(Interface dataset entries)
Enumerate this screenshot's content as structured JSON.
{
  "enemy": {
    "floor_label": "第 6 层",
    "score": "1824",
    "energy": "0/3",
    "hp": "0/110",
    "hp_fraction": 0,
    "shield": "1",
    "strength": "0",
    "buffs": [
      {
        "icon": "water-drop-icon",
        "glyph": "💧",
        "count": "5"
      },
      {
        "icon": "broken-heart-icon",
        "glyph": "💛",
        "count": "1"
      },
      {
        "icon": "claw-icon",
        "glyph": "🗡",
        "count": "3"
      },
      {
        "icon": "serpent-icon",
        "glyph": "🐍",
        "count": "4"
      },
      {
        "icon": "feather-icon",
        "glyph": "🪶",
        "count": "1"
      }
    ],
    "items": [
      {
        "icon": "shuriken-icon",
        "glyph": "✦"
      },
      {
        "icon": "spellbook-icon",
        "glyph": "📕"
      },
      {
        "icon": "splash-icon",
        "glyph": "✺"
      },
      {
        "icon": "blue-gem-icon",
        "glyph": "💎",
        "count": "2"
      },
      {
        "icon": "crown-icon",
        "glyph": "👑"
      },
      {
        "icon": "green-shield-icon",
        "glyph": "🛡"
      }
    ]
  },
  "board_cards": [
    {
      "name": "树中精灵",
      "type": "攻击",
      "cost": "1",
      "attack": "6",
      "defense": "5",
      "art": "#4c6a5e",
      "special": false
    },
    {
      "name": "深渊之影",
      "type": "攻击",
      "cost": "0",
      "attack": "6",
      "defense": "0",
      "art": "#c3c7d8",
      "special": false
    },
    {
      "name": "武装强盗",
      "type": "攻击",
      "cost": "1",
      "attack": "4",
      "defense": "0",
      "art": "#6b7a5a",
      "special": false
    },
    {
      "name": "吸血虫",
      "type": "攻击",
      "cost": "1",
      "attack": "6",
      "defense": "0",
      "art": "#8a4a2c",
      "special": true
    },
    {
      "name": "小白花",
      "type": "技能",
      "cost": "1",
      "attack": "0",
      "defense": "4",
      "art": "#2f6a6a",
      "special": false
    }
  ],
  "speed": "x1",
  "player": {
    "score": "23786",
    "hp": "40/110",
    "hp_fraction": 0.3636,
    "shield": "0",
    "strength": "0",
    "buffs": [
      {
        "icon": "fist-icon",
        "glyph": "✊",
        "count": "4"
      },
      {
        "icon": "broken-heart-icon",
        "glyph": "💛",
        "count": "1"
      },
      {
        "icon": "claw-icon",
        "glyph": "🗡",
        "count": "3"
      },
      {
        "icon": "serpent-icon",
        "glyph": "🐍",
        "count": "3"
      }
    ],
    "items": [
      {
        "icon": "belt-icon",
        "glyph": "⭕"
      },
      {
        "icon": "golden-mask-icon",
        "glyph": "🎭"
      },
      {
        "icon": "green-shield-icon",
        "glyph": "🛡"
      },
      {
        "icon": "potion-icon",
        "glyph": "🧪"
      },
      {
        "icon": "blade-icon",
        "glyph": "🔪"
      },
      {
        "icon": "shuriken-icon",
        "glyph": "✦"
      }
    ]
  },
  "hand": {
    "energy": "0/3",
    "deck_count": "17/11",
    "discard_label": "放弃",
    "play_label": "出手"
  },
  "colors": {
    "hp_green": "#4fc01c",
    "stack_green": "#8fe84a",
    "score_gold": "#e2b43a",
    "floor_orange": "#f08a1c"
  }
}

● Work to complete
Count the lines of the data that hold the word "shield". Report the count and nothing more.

● Solution for this task
4